Available data Block Start

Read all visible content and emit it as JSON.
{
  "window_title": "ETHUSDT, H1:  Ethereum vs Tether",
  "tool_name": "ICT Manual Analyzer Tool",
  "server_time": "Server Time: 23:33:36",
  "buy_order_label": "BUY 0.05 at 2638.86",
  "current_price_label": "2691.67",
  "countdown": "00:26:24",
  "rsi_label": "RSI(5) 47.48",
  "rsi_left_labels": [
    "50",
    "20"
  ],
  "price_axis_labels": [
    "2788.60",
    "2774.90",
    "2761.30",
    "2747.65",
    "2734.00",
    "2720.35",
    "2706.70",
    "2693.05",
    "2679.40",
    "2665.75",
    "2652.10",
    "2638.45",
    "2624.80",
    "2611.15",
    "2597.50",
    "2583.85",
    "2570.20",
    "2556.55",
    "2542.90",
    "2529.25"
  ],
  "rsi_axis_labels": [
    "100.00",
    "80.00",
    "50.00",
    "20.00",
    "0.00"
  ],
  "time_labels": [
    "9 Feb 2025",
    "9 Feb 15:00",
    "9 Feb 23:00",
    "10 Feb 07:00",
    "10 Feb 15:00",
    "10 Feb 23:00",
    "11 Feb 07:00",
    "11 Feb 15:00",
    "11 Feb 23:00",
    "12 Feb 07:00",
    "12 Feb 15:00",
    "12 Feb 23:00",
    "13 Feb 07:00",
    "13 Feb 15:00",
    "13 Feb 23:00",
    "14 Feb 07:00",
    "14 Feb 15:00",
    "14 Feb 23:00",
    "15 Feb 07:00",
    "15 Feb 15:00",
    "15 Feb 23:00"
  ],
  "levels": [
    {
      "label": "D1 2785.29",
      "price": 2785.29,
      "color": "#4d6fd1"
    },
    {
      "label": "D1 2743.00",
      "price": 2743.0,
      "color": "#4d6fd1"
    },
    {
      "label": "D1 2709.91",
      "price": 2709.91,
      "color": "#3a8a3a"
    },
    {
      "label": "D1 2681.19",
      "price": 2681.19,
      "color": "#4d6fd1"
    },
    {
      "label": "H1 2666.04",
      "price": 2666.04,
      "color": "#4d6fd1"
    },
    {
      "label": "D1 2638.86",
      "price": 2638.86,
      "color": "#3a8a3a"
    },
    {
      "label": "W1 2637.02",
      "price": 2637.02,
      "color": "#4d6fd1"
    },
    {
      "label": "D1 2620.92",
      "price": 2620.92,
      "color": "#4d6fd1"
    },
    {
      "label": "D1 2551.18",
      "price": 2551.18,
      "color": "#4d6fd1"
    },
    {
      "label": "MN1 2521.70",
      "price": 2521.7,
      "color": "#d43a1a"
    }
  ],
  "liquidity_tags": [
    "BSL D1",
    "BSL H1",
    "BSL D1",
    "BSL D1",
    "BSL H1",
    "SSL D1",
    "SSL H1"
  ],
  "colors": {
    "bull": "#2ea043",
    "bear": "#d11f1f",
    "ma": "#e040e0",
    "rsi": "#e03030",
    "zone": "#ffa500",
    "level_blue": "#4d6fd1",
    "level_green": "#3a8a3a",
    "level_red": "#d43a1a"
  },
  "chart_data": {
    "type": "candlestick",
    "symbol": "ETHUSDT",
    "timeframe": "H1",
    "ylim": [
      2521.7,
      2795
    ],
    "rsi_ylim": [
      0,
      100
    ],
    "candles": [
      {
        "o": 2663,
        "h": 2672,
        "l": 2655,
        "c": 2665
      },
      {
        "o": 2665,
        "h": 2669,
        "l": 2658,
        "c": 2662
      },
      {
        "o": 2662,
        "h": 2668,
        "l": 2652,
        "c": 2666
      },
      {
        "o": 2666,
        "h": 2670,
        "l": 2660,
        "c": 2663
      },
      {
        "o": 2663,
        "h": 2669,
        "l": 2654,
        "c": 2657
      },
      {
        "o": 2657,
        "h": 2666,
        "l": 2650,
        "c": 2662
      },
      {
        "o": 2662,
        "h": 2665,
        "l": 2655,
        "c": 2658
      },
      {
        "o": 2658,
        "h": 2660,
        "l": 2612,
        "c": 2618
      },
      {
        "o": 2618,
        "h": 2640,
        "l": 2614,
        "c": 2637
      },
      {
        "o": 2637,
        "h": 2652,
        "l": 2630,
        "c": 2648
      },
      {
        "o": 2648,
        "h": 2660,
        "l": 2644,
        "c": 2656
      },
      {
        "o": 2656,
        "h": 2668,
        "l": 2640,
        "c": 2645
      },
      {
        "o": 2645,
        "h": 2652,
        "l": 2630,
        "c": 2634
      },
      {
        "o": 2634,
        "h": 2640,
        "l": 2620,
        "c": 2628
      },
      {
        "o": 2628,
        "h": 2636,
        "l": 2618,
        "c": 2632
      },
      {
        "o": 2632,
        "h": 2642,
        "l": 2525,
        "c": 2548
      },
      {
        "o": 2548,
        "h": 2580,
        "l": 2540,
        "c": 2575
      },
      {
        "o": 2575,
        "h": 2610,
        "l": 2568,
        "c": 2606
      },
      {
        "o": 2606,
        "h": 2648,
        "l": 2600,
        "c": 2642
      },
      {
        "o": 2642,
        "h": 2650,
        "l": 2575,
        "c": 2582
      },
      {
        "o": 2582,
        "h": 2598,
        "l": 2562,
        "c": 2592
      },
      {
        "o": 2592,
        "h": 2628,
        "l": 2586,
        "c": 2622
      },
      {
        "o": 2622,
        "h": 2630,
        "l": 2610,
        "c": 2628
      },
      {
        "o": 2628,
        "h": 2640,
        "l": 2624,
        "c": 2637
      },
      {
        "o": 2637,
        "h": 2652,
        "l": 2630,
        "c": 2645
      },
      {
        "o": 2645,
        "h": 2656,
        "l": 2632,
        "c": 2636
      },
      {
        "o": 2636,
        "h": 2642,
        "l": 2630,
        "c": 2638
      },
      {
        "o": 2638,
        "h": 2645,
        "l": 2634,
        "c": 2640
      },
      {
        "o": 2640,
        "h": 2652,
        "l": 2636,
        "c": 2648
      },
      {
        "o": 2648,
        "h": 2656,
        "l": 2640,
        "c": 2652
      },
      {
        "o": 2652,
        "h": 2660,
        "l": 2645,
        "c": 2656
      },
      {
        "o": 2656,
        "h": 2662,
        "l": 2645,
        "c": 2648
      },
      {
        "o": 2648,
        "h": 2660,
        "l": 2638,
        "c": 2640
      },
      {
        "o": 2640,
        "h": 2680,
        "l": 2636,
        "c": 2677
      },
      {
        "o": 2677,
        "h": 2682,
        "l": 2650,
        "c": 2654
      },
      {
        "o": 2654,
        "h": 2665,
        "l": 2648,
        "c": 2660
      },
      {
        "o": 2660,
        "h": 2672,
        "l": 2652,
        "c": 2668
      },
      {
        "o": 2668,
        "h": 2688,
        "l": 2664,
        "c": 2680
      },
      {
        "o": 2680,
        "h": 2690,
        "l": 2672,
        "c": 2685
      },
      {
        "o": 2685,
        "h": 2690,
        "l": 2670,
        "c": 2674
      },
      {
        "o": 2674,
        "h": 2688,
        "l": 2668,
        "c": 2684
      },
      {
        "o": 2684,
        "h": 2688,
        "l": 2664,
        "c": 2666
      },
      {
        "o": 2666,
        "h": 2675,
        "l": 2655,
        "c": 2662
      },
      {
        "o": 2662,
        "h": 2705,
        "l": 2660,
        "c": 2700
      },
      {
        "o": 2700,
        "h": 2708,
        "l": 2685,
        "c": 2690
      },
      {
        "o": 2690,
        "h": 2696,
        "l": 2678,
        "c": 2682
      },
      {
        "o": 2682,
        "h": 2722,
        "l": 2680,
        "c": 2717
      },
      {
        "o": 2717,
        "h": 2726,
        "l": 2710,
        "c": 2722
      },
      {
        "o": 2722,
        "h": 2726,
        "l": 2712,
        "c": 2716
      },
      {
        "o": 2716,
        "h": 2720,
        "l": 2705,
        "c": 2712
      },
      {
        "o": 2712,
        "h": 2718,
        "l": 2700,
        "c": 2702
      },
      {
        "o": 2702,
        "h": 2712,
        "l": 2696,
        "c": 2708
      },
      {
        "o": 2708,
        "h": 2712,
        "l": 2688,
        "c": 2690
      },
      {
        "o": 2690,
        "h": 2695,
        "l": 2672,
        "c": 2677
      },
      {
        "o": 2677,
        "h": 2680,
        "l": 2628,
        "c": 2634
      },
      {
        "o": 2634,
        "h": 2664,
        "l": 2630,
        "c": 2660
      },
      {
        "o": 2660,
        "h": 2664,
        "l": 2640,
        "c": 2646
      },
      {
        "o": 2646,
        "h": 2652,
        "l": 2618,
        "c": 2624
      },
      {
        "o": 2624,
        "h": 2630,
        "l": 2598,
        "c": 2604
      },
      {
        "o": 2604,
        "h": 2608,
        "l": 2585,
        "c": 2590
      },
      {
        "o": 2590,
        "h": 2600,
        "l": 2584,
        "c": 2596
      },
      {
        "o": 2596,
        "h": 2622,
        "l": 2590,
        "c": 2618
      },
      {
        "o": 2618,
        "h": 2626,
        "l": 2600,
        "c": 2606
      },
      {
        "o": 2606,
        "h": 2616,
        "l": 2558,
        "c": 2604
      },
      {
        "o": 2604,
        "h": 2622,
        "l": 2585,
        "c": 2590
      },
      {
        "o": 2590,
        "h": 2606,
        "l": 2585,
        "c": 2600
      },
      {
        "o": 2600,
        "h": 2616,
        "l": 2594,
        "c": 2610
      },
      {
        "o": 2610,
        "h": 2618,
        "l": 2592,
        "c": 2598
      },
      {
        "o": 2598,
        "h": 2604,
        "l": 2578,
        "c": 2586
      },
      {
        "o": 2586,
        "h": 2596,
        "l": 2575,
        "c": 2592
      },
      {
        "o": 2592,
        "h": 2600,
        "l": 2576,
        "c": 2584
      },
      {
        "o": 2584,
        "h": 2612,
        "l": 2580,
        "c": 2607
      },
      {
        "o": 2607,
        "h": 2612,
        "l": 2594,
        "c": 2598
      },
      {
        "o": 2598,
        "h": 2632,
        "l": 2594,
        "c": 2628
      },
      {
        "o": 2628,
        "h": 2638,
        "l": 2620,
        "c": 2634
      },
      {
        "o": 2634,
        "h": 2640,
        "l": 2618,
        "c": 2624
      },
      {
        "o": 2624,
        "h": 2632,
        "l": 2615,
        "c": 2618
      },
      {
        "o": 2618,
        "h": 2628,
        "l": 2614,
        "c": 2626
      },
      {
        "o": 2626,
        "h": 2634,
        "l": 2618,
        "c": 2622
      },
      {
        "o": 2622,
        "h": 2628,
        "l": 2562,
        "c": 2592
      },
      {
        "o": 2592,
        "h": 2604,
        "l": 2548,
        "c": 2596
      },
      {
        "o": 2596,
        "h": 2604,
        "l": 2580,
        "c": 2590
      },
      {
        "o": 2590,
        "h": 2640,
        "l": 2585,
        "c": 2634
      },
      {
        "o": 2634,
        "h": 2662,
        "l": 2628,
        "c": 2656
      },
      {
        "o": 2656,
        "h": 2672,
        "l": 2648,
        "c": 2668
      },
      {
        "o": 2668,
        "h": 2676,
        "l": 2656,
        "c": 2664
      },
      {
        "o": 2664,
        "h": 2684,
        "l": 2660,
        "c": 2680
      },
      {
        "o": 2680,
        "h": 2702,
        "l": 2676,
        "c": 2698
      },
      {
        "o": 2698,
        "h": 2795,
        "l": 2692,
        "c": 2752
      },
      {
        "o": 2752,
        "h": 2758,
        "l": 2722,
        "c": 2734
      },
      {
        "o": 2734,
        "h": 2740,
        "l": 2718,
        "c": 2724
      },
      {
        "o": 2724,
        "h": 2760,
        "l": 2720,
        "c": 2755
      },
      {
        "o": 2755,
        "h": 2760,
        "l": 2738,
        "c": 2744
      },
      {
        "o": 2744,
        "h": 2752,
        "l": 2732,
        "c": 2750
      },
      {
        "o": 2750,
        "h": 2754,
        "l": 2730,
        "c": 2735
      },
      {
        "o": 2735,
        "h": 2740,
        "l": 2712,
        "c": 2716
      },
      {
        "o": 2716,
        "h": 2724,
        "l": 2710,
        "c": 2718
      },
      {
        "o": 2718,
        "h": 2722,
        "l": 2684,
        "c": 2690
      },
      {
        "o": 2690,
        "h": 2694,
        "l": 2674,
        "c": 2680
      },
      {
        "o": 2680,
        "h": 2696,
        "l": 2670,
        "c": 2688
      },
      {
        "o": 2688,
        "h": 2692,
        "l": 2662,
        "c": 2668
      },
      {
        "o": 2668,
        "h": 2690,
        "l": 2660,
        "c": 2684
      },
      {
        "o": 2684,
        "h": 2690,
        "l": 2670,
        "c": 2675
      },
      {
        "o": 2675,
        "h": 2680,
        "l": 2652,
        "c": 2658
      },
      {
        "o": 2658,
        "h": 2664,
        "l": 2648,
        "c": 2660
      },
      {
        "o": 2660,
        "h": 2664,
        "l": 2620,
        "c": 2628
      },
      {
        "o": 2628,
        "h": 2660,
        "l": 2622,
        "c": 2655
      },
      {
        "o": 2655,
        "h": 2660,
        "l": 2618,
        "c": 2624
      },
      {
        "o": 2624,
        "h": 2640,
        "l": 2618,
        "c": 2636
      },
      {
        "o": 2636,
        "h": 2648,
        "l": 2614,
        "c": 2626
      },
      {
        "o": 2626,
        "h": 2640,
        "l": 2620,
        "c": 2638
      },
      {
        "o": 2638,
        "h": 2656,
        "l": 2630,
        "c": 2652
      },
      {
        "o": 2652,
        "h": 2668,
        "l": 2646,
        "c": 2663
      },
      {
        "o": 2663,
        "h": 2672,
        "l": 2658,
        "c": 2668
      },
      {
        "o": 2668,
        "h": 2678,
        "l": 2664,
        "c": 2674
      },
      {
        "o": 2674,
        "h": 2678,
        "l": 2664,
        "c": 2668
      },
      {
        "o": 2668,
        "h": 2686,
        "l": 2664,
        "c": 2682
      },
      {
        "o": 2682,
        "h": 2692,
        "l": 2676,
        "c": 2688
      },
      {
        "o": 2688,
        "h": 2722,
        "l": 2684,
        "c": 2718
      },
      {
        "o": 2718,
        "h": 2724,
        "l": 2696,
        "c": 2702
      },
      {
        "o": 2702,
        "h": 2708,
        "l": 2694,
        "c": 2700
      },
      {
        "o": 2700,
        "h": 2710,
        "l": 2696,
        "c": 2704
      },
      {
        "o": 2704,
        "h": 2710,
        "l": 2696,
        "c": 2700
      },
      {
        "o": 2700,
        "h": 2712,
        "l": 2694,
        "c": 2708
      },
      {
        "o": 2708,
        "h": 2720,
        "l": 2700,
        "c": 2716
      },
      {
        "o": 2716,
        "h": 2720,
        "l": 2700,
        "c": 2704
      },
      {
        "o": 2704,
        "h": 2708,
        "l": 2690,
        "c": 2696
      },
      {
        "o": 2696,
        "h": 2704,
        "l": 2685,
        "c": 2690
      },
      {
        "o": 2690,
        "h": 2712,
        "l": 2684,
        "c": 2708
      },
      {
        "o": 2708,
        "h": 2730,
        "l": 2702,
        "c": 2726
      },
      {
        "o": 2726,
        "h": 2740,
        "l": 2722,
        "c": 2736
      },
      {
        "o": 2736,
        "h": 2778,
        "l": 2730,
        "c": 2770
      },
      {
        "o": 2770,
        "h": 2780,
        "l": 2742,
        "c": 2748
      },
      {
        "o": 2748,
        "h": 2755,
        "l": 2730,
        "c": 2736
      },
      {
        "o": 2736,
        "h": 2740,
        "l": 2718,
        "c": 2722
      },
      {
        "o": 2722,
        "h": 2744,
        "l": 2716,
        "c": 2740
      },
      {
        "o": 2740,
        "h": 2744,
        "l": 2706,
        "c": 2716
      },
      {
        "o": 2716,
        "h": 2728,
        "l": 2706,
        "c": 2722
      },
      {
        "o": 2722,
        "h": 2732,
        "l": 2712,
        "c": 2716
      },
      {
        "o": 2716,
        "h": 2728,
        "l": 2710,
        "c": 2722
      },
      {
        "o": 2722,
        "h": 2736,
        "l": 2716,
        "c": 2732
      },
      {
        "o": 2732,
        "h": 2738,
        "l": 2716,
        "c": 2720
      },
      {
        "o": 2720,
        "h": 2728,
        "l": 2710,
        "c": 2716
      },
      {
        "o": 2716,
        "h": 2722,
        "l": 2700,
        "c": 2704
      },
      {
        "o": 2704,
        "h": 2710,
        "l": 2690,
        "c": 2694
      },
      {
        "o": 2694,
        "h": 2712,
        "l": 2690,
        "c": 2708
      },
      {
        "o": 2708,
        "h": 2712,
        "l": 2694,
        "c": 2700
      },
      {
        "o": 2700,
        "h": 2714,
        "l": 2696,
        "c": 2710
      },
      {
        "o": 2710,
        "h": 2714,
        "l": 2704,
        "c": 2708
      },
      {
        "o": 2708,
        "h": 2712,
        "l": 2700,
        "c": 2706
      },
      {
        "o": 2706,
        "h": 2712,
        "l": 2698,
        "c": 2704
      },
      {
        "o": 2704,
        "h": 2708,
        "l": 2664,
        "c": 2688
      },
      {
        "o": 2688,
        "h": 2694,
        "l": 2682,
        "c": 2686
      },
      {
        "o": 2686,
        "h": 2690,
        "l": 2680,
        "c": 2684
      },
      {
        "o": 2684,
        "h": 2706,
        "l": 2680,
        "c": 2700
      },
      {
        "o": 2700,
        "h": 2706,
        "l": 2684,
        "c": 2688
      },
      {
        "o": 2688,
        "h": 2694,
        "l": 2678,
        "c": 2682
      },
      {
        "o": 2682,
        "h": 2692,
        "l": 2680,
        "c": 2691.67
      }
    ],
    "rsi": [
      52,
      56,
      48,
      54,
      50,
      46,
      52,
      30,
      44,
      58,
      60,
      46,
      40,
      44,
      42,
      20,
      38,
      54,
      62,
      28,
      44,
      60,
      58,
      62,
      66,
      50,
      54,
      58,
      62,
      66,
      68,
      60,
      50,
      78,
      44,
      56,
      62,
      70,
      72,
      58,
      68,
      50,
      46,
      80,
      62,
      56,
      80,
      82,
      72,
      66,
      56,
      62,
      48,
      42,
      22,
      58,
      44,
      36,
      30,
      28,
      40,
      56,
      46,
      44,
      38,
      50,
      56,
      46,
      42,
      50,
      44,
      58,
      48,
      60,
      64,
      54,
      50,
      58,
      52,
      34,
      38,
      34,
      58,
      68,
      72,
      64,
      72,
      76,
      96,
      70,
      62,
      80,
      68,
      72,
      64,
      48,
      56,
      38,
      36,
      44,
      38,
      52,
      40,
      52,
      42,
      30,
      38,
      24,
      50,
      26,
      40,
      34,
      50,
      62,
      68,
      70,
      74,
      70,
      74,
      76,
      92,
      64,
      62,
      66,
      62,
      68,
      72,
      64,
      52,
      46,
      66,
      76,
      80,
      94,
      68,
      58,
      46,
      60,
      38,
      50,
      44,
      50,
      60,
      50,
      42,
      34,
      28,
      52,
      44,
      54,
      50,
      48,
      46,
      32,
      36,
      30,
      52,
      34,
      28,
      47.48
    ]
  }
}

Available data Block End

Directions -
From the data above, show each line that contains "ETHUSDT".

Task result -
  "window_title": "ETHUSDT, H1:  Ethereum vs Tether",
    "symbol": "ETHUSDT",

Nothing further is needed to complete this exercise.